The Marc Sanders Foundation has announced that T. Scott Dixon, assistant professor of philosophy at Ashoka University (in India), is the winner of its annual metaphysics prize for his essay, “Plural Slot Theory.”
The prize includes publication of the article in Oxford Studies in Metaphysics and $10,000.
The foundation reports:
This year, there was a particularly large and strong pool from which to choose. The judges (Karen Bennett, Ted Sider, Laurie Paul, Ross Cameron, and Jason Turner) had their work cut out for them. In the end, four essays were offered publication in Oxford Studies in Metaphysics or given invitations to revise-and-resubmit—more than usual for this competition, indicating the strength of the field.
Below is the abstract for Professor Dixon’s winning essay:

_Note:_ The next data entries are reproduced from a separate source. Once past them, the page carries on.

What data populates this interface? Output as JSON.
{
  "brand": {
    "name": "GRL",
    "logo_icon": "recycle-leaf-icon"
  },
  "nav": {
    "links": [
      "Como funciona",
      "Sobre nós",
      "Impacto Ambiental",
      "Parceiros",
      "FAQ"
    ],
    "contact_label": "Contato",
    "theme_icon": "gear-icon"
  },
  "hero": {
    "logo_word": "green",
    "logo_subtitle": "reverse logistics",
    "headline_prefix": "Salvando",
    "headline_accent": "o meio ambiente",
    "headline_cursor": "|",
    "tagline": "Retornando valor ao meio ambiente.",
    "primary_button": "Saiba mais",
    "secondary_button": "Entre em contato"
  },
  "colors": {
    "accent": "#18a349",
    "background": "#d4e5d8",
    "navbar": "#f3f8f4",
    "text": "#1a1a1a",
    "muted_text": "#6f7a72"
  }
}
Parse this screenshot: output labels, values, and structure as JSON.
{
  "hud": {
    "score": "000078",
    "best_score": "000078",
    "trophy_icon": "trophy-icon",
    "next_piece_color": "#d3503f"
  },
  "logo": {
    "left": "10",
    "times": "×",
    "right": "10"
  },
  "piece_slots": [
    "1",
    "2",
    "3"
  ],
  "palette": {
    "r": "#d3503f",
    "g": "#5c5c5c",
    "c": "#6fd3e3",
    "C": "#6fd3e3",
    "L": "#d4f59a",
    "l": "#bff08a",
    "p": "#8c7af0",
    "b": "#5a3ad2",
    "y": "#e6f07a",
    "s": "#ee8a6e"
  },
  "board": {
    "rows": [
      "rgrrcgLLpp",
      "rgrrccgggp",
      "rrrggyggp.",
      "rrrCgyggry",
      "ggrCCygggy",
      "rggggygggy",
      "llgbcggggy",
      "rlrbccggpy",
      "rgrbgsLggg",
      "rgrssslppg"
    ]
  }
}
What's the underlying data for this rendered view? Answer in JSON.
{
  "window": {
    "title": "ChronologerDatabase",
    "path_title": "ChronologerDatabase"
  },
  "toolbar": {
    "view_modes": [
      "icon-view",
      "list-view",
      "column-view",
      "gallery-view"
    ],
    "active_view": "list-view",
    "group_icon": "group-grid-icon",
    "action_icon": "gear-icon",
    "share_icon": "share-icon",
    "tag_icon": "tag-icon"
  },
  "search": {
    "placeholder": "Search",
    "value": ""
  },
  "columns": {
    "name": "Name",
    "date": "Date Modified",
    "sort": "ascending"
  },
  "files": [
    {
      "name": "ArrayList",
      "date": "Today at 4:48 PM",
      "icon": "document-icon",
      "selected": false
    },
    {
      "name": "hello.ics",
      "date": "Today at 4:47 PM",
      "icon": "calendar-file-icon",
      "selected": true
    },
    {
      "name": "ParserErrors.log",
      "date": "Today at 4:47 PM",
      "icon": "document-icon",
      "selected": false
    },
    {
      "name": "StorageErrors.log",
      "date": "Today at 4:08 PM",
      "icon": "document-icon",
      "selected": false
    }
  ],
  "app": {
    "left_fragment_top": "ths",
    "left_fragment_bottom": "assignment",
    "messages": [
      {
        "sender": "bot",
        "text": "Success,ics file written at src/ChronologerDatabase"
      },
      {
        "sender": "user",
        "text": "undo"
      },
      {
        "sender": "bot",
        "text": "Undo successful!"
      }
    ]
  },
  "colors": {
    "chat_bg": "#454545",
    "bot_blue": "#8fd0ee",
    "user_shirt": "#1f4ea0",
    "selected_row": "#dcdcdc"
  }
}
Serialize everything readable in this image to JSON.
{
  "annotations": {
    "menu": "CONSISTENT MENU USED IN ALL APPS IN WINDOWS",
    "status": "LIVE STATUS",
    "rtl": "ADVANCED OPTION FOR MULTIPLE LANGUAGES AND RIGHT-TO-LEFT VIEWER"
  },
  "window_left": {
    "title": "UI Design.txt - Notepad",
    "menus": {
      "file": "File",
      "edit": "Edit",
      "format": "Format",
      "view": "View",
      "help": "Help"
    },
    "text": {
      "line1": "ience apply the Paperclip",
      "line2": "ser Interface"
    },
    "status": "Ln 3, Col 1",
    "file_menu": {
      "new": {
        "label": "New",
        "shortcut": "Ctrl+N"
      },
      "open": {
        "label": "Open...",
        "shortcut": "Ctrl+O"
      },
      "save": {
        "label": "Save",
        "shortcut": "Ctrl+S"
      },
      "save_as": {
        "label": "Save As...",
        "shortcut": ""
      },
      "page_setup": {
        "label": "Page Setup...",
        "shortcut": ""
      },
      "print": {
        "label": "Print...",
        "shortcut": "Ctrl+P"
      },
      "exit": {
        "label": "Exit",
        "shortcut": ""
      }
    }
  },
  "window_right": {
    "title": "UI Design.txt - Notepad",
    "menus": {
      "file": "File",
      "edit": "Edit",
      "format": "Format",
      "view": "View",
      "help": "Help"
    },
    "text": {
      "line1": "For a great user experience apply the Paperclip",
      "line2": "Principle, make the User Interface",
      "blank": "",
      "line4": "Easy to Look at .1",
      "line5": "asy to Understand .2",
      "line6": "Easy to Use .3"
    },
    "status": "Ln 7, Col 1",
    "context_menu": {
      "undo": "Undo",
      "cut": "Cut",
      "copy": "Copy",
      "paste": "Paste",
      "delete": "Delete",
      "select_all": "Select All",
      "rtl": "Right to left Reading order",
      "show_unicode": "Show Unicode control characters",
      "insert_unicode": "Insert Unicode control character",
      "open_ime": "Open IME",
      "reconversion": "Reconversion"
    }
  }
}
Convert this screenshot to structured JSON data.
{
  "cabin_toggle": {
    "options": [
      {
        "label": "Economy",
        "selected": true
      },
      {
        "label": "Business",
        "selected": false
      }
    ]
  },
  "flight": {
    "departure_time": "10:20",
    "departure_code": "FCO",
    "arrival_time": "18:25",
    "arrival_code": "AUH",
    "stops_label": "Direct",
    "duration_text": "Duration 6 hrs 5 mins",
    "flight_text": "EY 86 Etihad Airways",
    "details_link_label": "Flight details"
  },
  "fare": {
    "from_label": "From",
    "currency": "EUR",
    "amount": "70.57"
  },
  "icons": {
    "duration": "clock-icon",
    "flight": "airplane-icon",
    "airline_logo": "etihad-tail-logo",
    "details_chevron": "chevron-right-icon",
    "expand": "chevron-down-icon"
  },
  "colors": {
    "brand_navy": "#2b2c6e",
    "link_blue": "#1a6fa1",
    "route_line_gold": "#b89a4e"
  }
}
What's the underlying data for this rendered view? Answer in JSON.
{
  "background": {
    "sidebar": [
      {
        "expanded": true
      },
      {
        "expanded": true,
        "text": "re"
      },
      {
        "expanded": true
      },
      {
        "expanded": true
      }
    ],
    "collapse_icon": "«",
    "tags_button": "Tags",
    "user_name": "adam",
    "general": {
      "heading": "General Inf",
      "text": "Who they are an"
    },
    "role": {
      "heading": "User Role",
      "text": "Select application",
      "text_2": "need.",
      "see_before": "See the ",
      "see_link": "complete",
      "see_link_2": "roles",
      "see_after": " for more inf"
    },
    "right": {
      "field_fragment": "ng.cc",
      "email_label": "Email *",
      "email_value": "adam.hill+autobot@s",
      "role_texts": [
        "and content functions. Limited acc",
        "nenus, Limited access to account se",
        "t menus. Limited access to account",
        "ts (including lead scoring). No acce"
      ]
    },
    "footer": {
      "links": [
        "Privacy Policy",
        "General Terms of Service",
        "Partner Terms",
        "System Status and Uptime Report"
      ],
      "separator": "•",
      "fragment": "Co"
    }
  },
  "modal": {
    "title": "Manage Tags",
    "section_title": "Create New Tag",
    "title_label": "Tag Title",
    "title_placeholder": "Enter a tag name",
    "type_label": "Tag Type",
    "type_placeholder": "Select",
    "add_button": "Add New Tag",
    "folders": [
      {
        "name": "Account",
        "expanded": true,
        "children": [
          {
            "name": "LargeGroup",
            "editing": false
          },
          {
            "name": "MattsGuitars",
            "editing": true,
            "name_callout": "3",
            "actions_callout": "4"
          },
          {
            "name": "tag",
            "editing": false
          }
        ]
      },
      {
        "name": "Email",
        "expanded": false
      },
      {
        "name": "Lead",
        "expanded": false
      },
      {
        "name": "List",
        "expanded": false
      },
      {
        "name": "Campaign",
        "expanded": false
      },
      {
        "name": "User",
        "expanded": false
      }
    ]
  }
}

Kit Fine (2000) breaks with tradition, arguing that, pace Russell (e.g., 1903: 228), relations have neither directions nor converses. He considers two ways to conceive of these new “neutral’” relations, positionalism and anti-positionalism, and argues that the latter should be preferred to the former. Cody Gilmore (2013) argues for a generalization of positionalism, slot theory, the view that a property or relation is n-adic if and only if there are exactly n slots in it, and (very roughly) that each slot may be occupied by at most one entity. Slot theory (and with it, positionalism) bears the full brunt of Fine’s (2000) symmetric completions and conflicting adicities problems. I develop an alternative, plural slot theory (or pocket theory), which avoids these problems, key elements of which have been considered by Yi (1999: 168 ff.), McKay (2006: 13), and Gilmore himself (2013: 229-30). Like the slot theorist, the pocket theorist posits entities (pockets) in properties and relations that can be occupied. But unlike the slot theorist, the pocket theorist denies that at most one entity can occupy any one of them. As a result, she must also deny that the adicity of a property or relation is equal to the number of occupiable entities in it. By abandoning these theses, however, the pocket theorist is able to avoid Fine’s problems, resulting in a stronger theory about the internal structure of properties and relations. Pocket theory also avoids a serious drawback of anti-positionalism.
(via Kranti Saran)